Route Napoléon, Pyrénées-Atlantiques
The Camino de Santiago is the most important medieval pilgrimage route in Europe, ending at Santiago de Compostela in Spain, to where the tomb of Saint James the Apostle was relocated from the Holy Land. One of the most interesting and challenging sections is the Route Napoléon, an advanced 27km hike which begins in the Basque town of Saint-Jean Pied de Port, runs through the Pyrénées Mountains ascending around 700 meters, and ends in Spain at the village of Roncesvalles, where there is a pilgrims’ hostel and convent.
Verdon Gorge, Provence-Alpes-Cote-d’Azur
The Verdon Gorge is a river canyon of turquoise crystal clear water, surrounded by dramatic rocks and vegetation. It’s also one of the most versatile hikes in France, suitable for all levels of hikers.
One popular walk is the 16 km Martel trail, which crosses the dramatic canyon and descends steeply into the valley, passing picturesque swimming spots. It takes about six hours from start to finish, so completing the entire trail at once may not be possible unless you can arrange a car at the end of the trail.
The Dordogne Valley

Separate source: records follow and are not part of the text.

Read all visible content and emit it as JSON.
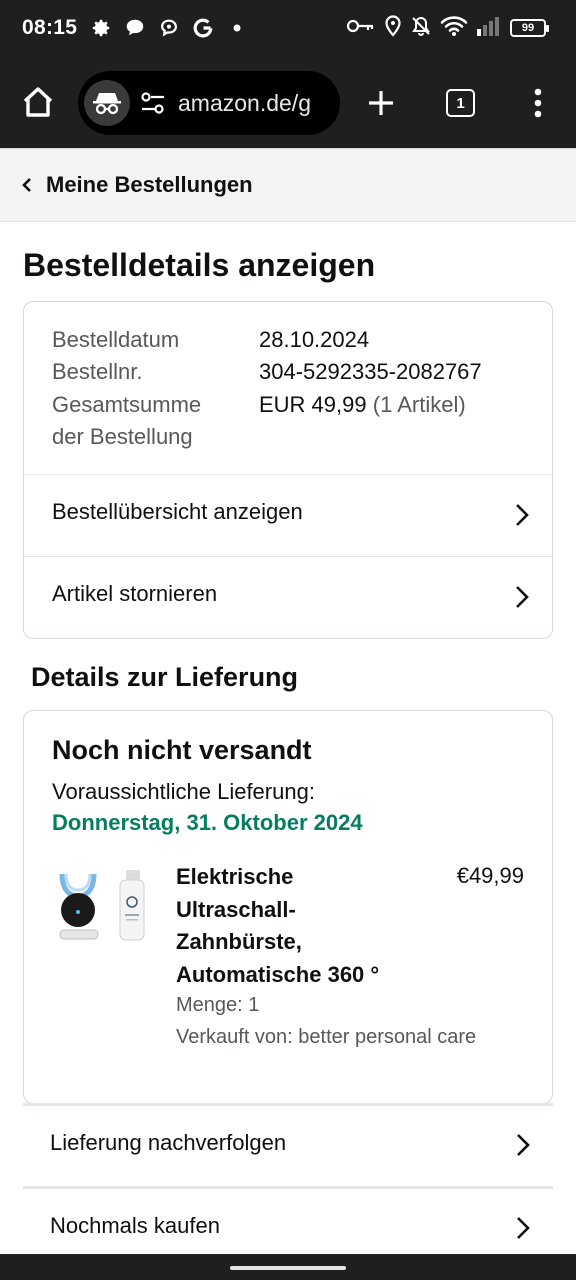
{
  "status_bar": {
    "time": "08:15",
    "left_icons": [
      "gear-icon",
      "chat-bubble-icon",
      "assistant-bubble-icon",
      "google-icon",
      "dot-icon"
    ],
    "right_icons": [
      "key-icon",
      "location-icon",
      "bell-off-icon",
      "wifi-icon",
      "signal-icon"
    ],
    "battery": "99"
  },
  "browser": {
    "url": "amazon.de/g",
    "tab_count": "1"
  },
  "breadcrumb": {
    "label": "Meine Bestellungen"
  },
  "page": {
    "title": "Bestelldetails anzeigen"
  },
  "summary": {
    "date_label": "Bestelldatum",
    "date_value": "28.10.2024",
    "order_no_label": "Bestellnr.",
    "order_no_value": "304-5292335-2082767",
    "total_label_line1": "Gesamtsumme",
    "total_label_line2": "der Bestellung",
    "total_value": "EUR 49,99",
    "total_items": "(1 Artikel)",
    "links": [
      {
        "label": "Bestellübersicht anzeigen"
      },
      {
        "label": "Artikel stornieren"
      }
    ]
  },
  "delivery": {
    "section_title": "Details zur Lieferung",
    "status": "Noch nicht versandt",
    "eta_label": "Voraussichtliche Lieferung:",
    "eta_date": "Donnerstag, 31. Oktober 2024",
    "product": {
      "name_lines": [
        "Elektrische",
        "Ultraschall-",
        "Zahnbürste,",
        "Automatische 360 °"
      ],
      "price": "€49,99",
      "quantity": "Menge: 1",
      "seller": "Verkauft von: better personal care"
    }
  },
  "actions": [
    {
      "label": "Lieferung nachverfolgen"
    },
    {
      "label": "Nochmals kaufen"
    }
  ],
  "colors": {
    "delivery_green": "#067d62",
    "text": "#0f1111",
    "muted": "#565959",
    "chrome_bar": "#1f1f1f"
  }
}
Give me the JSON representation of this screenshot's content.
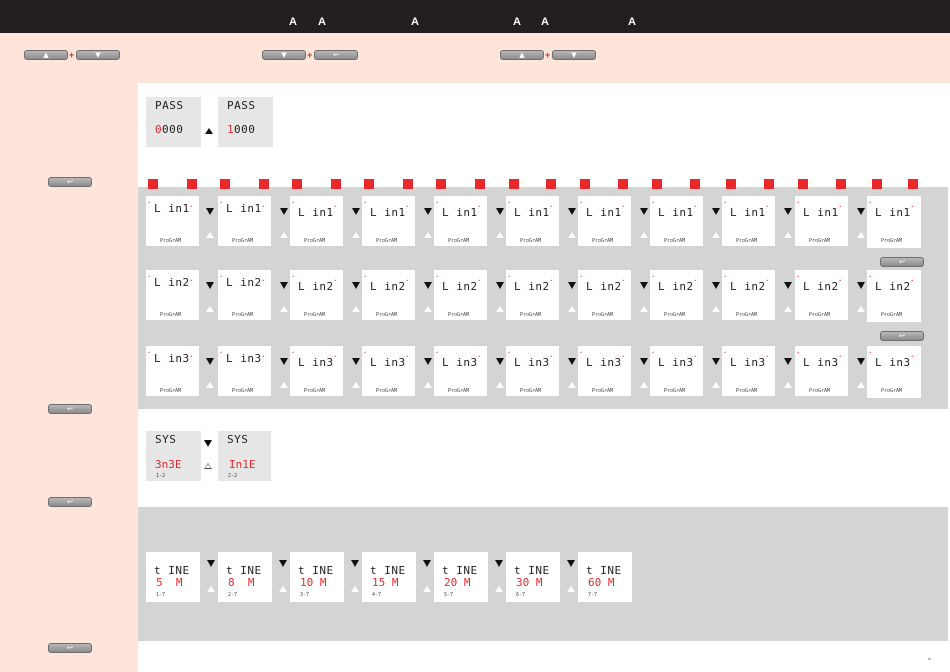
{
  "header": {
    "letters": [
      "A",
      "A",
      "A",
      "A",
      "A",
      "A"
    ]
  },
  "keys": {
    "up_label": "▲",
    "down_label": "▼",
    "enter_label": "↩",
    "plus": "+"
  },
  "pass": {
    "title": "PASS",
    "value1_red": "0",
    "value1_rest": "000",
    "value2_red": "1",
    "value2_rest": "000"
  },
  "program_label": "ProGrAM",
  "lin_rows": [
    {
      "title": "L in1",
      "count": 11
    },
    {
      "title": "L in2",
      "count": 11
    },
    {
      "title": "L in3",
      "count": 11
    }
  ],
  "sys": {
    "title": "SYS",
    "opt1_value": "3n3E",
    "opt1_code": "1-2",
    "opt2_value": "In1E",
    "opt2_code": "2-2"
  },
  "time": {
    "title": "t INE",
    "options": [
      {
        "value": "5  M",
        "code": "1-7"
      },
      {
        "value": "8  M",
        "code": "2-7"
      },
      {
        "value": "10 M",
        "code": "3-7"
      },
      {
        "value": "15 M",
        "code": "4-7"
      },
      {
        "value": "20 M",
        "code": "5-7"
      },
      {
        "value": "30 M",
        "code": "6-7"
      },
      {
        "value": "60 M",
        "code": "7-7"
      }
    ]
  },
  "footer_mark": "w",
  "colors": {
    "accent_red": "#e8282a",
    "band_peach": "#fde5dc",
    "panel_grey": "#d4d4d4",
    "topbar": "#231f20"
  }
}
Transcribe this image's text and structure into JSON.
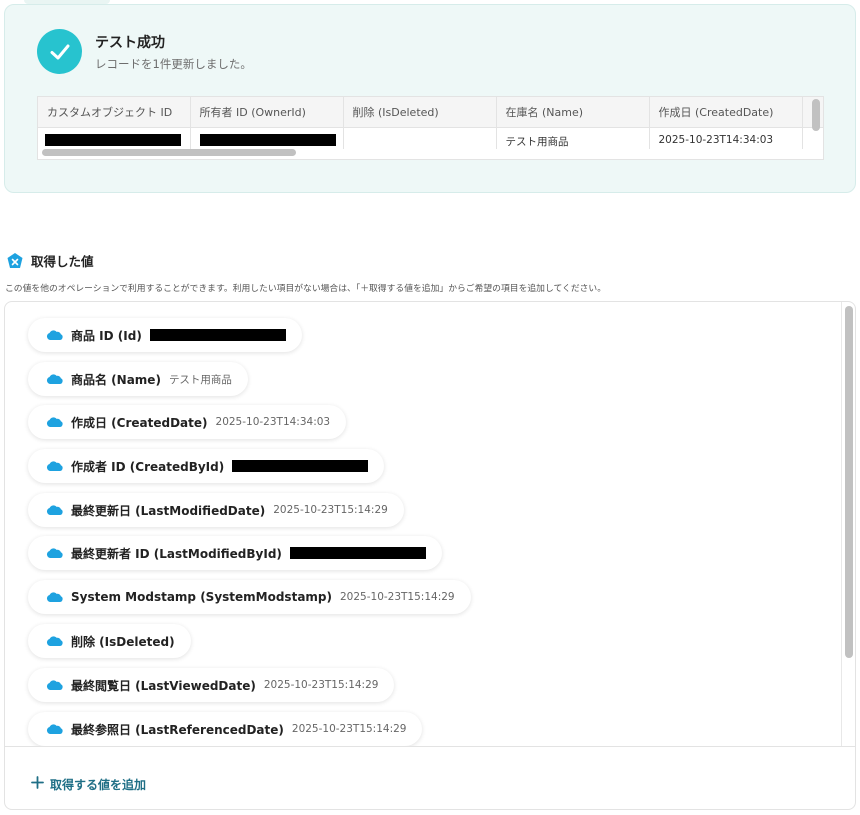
{
  "success": {
    "title": "テスト成功",
    "subtitle": "レコードを1件更新しました。"
  },
  "records_table": {
    "columns": [
      "カスタムオブジェクト ID",
      "所有者 ID (OwnerId)",
      "削除 (IsDeleted)",
      "在庫名 (Name)",
      "作成日 (CreatedDate)"
    ],
    "row": [
      "",
      "",
      "",
      "テスト用商品",
      "2025-10-23T14:34:03"
    ]
  },
  "values_section": {
    "title": "取得した値",
    "description": "この値を他のオペレーションで利用することができます。利用したい項目がない場合は、「＋取得する値を追加」からご希望の項目を追加してください。",
    "items": [
      {
        "label": "商品 ID (Id)",
        "value": "",
        "redacted": true
      },
      {
        "label": "商品名 (Name)",
        "value": "テスト用商品",
        "redacted": false
      },
      {
        "label": "作成日 (CreatedDate)",
        "value": "2025-10-23T14:34:03",
        "redacted": false
      },
      {
        "label": "作成者 ID (CreatedById)",
        "value": "",
        "redacted": true
      },
      {
        "label": "最終更新日 (LastModifiedDate)",
        "value": "2025-10-23T15:14:29",
        "redacted": false
      },
      {
        "label": "最終更新者 ID (LastModifiedById)",
        "value": "",
        "redacted": true
      },
      {
        "label": "System Modstamp (SystemModstamp)",
        "value": "2025-10-23T15:14:29",
        "redacted": false
      },
      {
        "label": "削除 (IsDeleted)",
        "value": "",
        "redacted": false
      },
      {
        "label": "最終閲覧日 (LastViewedDate)",
        "value": "2025-10-23T15:14:29",
        "redacted": false
      },
      {
        "label": "最終参照日 (LastReferencedDate)",
        "value": "2025-10-23T15:14:29",
        "redacted": false
      }
    ],
    "add_label": "取得する値を追加"
  },
  "icons": {
    "success": "check-icon",
    "section": "variable-badge-icon",
    "item": "salesforce-cloud-icon",
    "add": "plus-icon"
  },
  "colors": {
    "accent": "#27c3cf",
    "salesforce": "#1ea2e0",
    "add_link": "#1f6f86",
    "card_bg": "#eef8f7"
  }
}
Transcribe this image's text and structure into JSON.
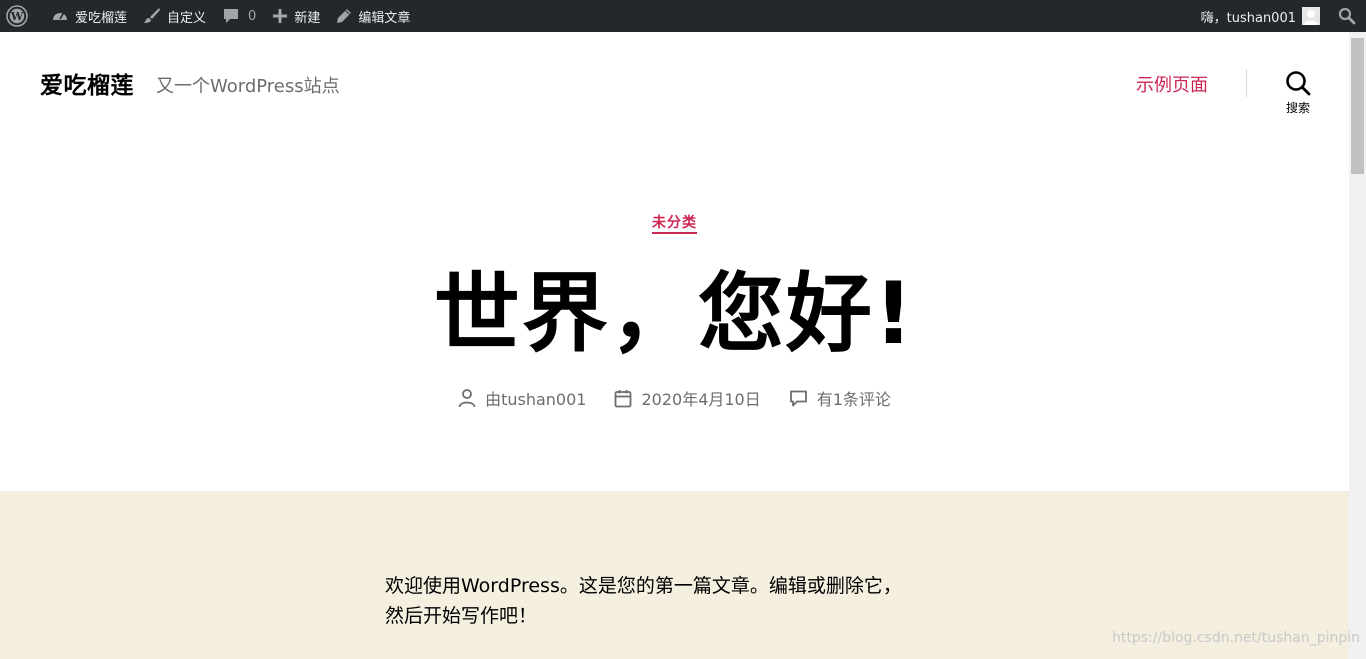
{
  "admin_bar": {
    "site_name": "爱吃榴莲",
    "customize": "自定义",
    "comments_count": "0",
    "new": "新建",
    "edit_post": "编辑文章",
    "greeting": "嗨，tushan001"
  },
  "header": {
    "site_title": "爱吃榴莲",
    "tagline": "又一个WordPress站点",
    "menu_item": "示例页面",
    "search_label": "搜索"
  },
  "post": {
    "category": "未分类",
    "title": "世界，您好!",
    "author": "由tushan001",
    "date": "2020年4月10日",
    "comments": "有1条评论",
    "content_line1": "欢迎使用WordPress。这是您的第一篇文章。编辑或删除它，",
    "content_line2": "然后开始写作吧！"
  },
  "watermark": "https://blog.csdn.net/tushan_pinpin",
  "colors": {
    "admin_bar_bg": "#23282d",
    "accent": "#cd2653",
    "content_bg": "#f5efe0",
    "meta_text": "#6d6d6d"
  }
}
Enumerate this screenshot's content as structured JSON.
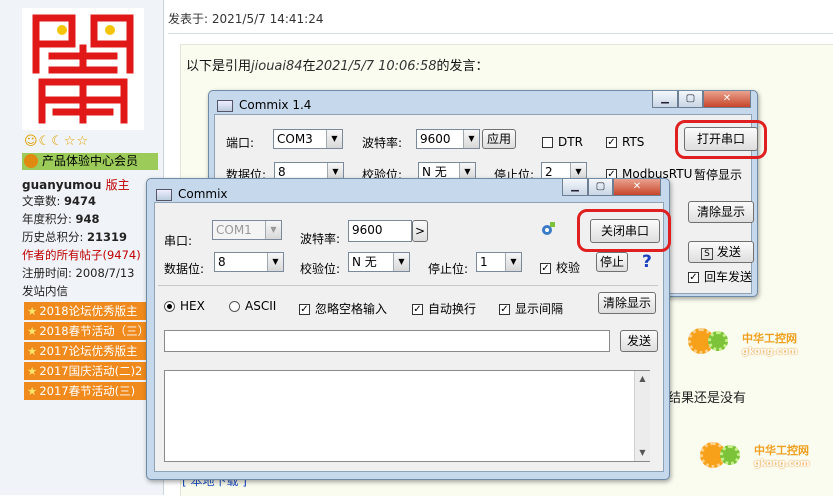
{
  "post": {
    "header": "发表于: 2021/5/7 14:41:24",
    "quote_prefix": "以下是引用",
    "quote_user": "jiouai84",
    "quote_mid": "在",
    "quote_time": "2021/5/7 10:06:58",
    "quote_suffix": "的发言：",
    "tail_text": "结果还是没有",
    "bottom_link": "[ 本地下载 ]"
  },
  "user": {
    "stars": "☺☾☾☆☆",
    "group": "产品体验中心会员",
    "name": "guanyumou",
    "role": "版主",
    "stats": [
      {
        "label": "文章数:",
        "value": "9474"
      },
      {
        "label": "年度积分:",
        "value": "948"
      },
      {
        "label": "历史总积分:",
        "value": "21319"
      }
    ],
    "all_posts": "作者的所有帖子(9474)",
    "reg": "注册时间: 2008/7/13",
    "msg": "发站内信",
    "badges": [
      "2018论坛优秀版主",
      "2018春节活动（三）",
      "2017论坛优秀版主",
      "2017国庆活动(二)2",
      "2017春节活动(三)"
    ]
  },
  "watermark": {
    "main": "中华工控网",
    "sub": "gkong.com"
  },
  "back_win": {
    "title": "Commix 1.4",
    "port_label": "端口:",
    "port_value": "COM3",
    "baud_label": "波特率:",
    "baud_value": "9600",
    "apply": "应用",
    "dtr": "DTR",
    "rts": "RTS",
    "open_port": "打开串口",
    "data_label": "数据位:",
    "data_value": "8",
    "parity_label": "校验位:",
    "parity_value": "N 无",
    "stop_label": "停止位:",
    "stop_value": "2",
    "modbus": "ModbusRTU",
    "pause": "暂停显示",
    "clear": "清除显示",
    "send": "发送",
    "send_icon": "S",
    "auto_cr": "回车发送"
  },
  "front_win": {
    "title": "Commix",
    "port_label": "串口:",
    "port_value": "COM1",
    "baud_label": "波特率:",
    "baud_value": "9600",
    "close_port": "关闭串口",
    "data_label": "数据位:",
    "data_value": "8",
    "parity_label": "校验位:",
    "parity_value": "N 无",
    "stop_label": "停止位:",
    "stop_value": "1",
    "check": "校验",
    "stop_btn": "停止",
    "help": "?",
    "hex": "HEX",
    "ascii": "ASCII",
    "ignore_space": "忽略空格输入",
    "auto_wrap": "自动换行",
    "show_interval": "显示间隔",
    "clear": "清除显示",
    "send": "发送"
  },
  "colors": {
    "accent_red": "#e02020",
    "badge_orange": "#f08a1c",
    "group_green": "#9ccb5a"
  }
}
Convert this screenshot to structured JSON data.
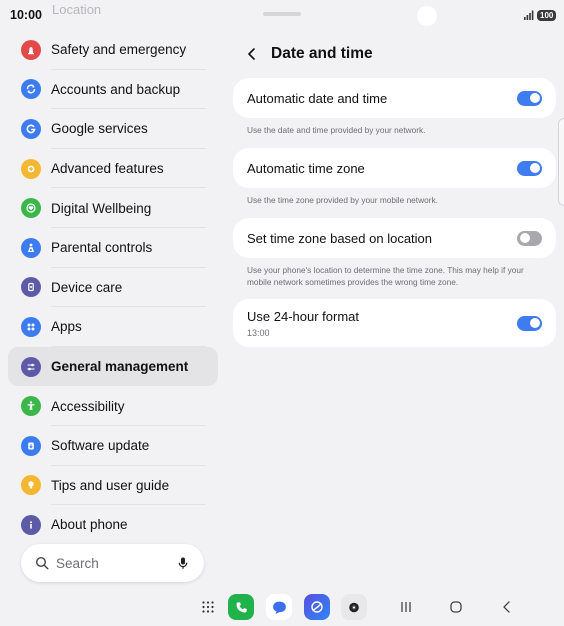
{
  "status_bar": {
    "time": "10:00",
    "ghost_text": "Location",
    "battery": "100"
  },
  "sidebar": {
    "items": [
      {
        "label": "Safety and emergency",
        "icon": "alert-icon",
        "color": "#e24a4a"
      },
      {
        "label": "Accounts and backup",
        "icon": "sync-icon",
        "color": "#3d7cf0"
      },
      {
        "label": "Google services",
        "icon": "google-icon",
        "color": "#3d7cf0"
      },
      {
        "label": "Advanced features",
        "icon": "gear-plus-icon",
        "color": "#f5b731"
      },
      {
        "label": "Digital Wellbeing",
        "icon": "heart-icon",
        "color": "#3cb64a"
      },
      {
        "label": "Parental controls",
        "icon": "family-icon",
        "color": "#3d7cf0"
      },
      {
        "label": "Device care",
        "icon": "device-care-icon",
        "color": "#5d5ba8"
      },
      {
        "label": "Apps",
        "icon": "apps-icon",
        "color": "#3d7cf0"
      },
      {
        "label": "General management",
        "icon": "sliders-icon",
        "color": "#5d5ba8"
      },
      {
        "label": "Accessibility",
        "icon": "accessibility-icon",
        "color": "#3cb64a"
      },
      {
        "label": "Software update",
        "icon": "update-icon",
        "color": "#3d7cf0"
      },
      {
        "label": "Tips and user guide",
        "icon": "bulb-icon",
        "color": "#f5b731"
      },
      {
        "label": "About phone",
        "icon": "info-icon",
        "color": "#5d5ba8"
      }
    ],
    "active_index": 8,
    "search_placeholder": "Search"
  },
  "detail": {
    "title": "Date and time",
    "settings": [
      {
        "label": "Automatic date and time",
        "enabled": true,
        "helper": "Use the date and time provided by your network."
      },
      {
        "label": "Automatic time zone",
        "enabled": true,
        "helper": "Use the time zone provided by your mobile network."
      },
      {
        "label": "Set time zone based on location",
        "enabled": false,
        "helper": "Use your phone's location to determine the time zone. This may help if your mobile network sometimes provides the wrong time zone."
      },
      {
        "label": "Use 24-hour format",
        "sub": "13:00",
        "enabled": true
      }
    ]
  },
  "dock": {
    "apps": [
      "phone-app-icon",
      "messages-app-icon",
      "internet-app-icon",
      "camera-app-icon"
    ],
    "nav": [
      "recents-icon",
      "home-icon",
      "back-icon"
    ]
  },
  "colors": {
    "accent": "#3e7cf0",
    "toggle_off": "#a8a8ad",
    "background": "#f2f2f4"
  }
}
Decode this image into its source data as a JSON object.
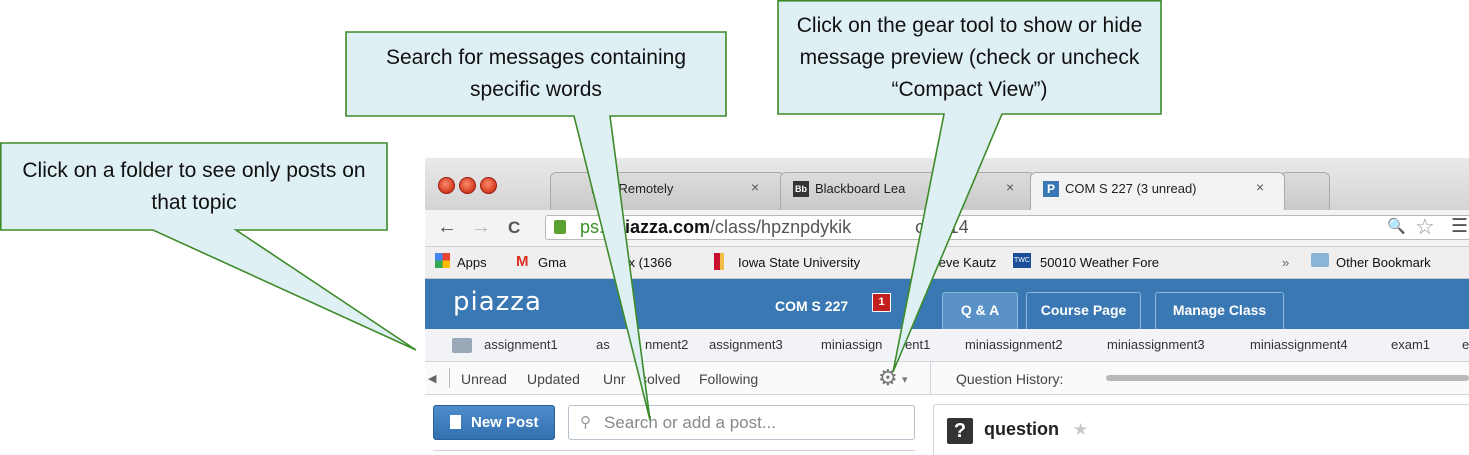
{
  "browser": {
    "tabs": [
      {
        "title": "king Remotely",
        "close": "×"
      },
      {
        "title": "Blackboard Lea",
        "close": "×",
        "favicon_text": "Bb"
      },
      {
        "title": "COM S 227 (3 unread)",
        "close": "×",
        "favicon_text": "P"
      }
    ],
    "address": {
      "scheme_fragment": "ps://",
      "host": "piazza.com",
      "path": "/class/hpznpdykik",
      "query_fragment": "cid=14"
    },
    "nav": {
      "back": "←",
      "forward": "→",
      "reload": "C",
      "zoom": "🔍",
      "star": "☆",
      "menu": "☰"
    },
    "bookmarks": [
      {
        "label": "Apps"
      },
      {
        "label": "Gma"
      },
      {
        "label": "box (1366"
      },
      {
        "label": "Iowa State University"
      },
      {
        "label": "teve Kautz"
      },
      {
        "label": "50010 Weather Fore",
        "icon_text": "TWC"
      }
    ],
    "bookmarks_overflow": "»",
    "other_bookmarks": "Other Bookmark"
  },
  "piazza": {
    "logo": "piazza",
    "course": "COM S 227",
    "unread_badge": "1",
    "tabs": [
      "Q & A",
      "Course Page",
      "Manage Class"
    ],
    "folders": [
      "assignment1",
      "as",
      "nment2",
      "assignment3",
      "miniassign",
      "ent1",
      "miniassignment2",
      "miniassignment3",
      "miniassignment4",
      "exam1",
      "e"
    ],
    "filters": [
      "Unread",
      "Updated",
      "Unr",
      "solved",
      "Following"
    ],
    "collapse_arrow": "◀",
    "gear_caret": "▾",
    "question_history_label": "Question History:",
    "new_post_label": "New Post",
    "search_text": "Search or add a post...",
    "question": {
      "title": "question",
      "icon": "?",
      "star": "★"
    }
  },
  "callouts": {
    "folder": "Click on a folder to see only posts on that topic",
    "search": "Search for messages containing specific words",
    "gear": "Click on the gear tool to show or hide message preview (check or uncheck “Compact View”)"
  },
  "colors": {
    "callout_fill": "#dff0f5",
    "callout_border": "#3d8b2a",
    "piazza_blue": "#3a78b4",
    "badge_red": "#c41f1f"
  }
}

A UNESCO biosphere reserve, the Dordogne Valley is recognised for its valleys of dramatic cliffs, thick oak and chestnut forests, caves, wild streams and arid plateaus, through which the Dordogne River meanders. Scattered throughout are medieval villages and castles, offering hearty food and history. Choose between short, circular walks or extensive hikes.